When you created and signed your General Durable Power of Attorney, you did it to make sure that a person chosen by you could take care of financial and personal matters for you if you were to become incapacitated.
However, as this 2016 New York Times article explains, when an Agent takes a power of attorney document to a financial institution, the institution might not accept the document. Instead of honoring the power of attorney, some banks and investment houses have been known to insist that the account owner or owners sign the institution’s own power of attorney form, despite Virginia law apparently to the contrary.
It’s usually easiest in such a situation just to go ahead and fill out the bank’s form. However, that’s not always possible if you or your relative has developed dementia, or there’s another emergency and time is of the essence.
Unfortunately, these are not rare occurrences. Estate planning and elder law attorneys often encounter financial institutions unwilling to honor valid powers of attorney. Even though Virginia law requires institutions to accept a durable power of attorney, and insulates them from liability when they do accept one, attorneys have seen some institutions resist. The usual reasons are because Agents’ IDs don’t exactly match the names on the powers of attorney (think marriage, divorce, or other name change – or use of a nickname instead of a “driver’s license name”), or because a power of attorney is deemed “stale” — signed too many years ago to be accepted without additional assurances under the bank’s or investment company’s internal rules.
And in many cases, the brokerages or banks have valid concerns. They are concerned about potential financial exploitation of their customers, particularly seniors, and are on their guard when Agents whom they have never met walk in with powers of attorney that enable them to control substantial sums of money. When they insist on using in-house forms, or obtaining updated powers of attorney or recently-dated doctor’s letters, it’s usually because they’re concerned about their potential liability to the account owner.
Fixing the Problem Before It Happens
What can you do? First of all, if your (or your loved one’s) General Durable Power of Attorney is more than five years old, come in and see me to have it updated. The fresher the power of attorney, the less likely it is to be challenged. Equally important, transfer your individual, non-retirement accounts to your Living Trust, if you have one. Banks are much more willing to deal with Successor Trustees than they are with Agents under powers of attorney, because the rules for trusts are much more manageable, and the bank’s exposure to liability therefore is lower.
(The Durable Powers of Attorney that I am currently drafting specifically authorize Agents to complete financial institutions’ in-house power of attorney forms on behalf of the principal.)
As a backup, you can ask your brokerage or bank if it requires its own durable power of attorney document. If it does, take home a copy, or have the institution email me the form or a link to it online. I’ll look it over for you, warn about any problems it could raise (and indeed there might be none — but the print is likely to be small) and advise you on what to do next.

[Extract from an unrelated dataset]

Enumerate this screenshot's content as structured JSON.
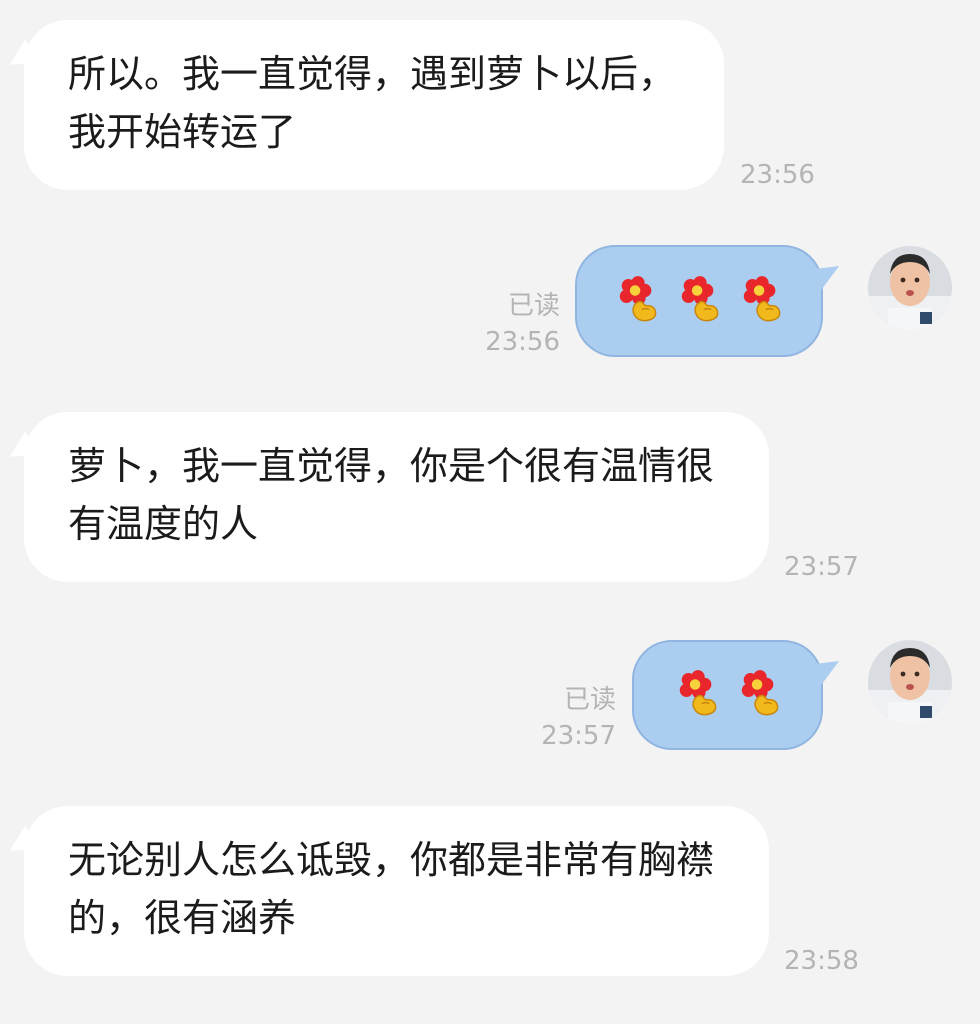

Finally, if your Durable Power of Attorney requires a doctor’s letter for it to “spring” into action, consider whether you would prefer to have it immediately effective. A middle ground is to make your power immediately effective, but also to hang onto it yourself (in a safe place known to your Agent) until it is actually needed.
It may seem like extra work, but by preparing ahead, and reviewing and updating your powers of attorney now, you will be ready if and when you need to represent a loved one as Agent, or a loved one needs to represent you. To get started, you can call or email me right now.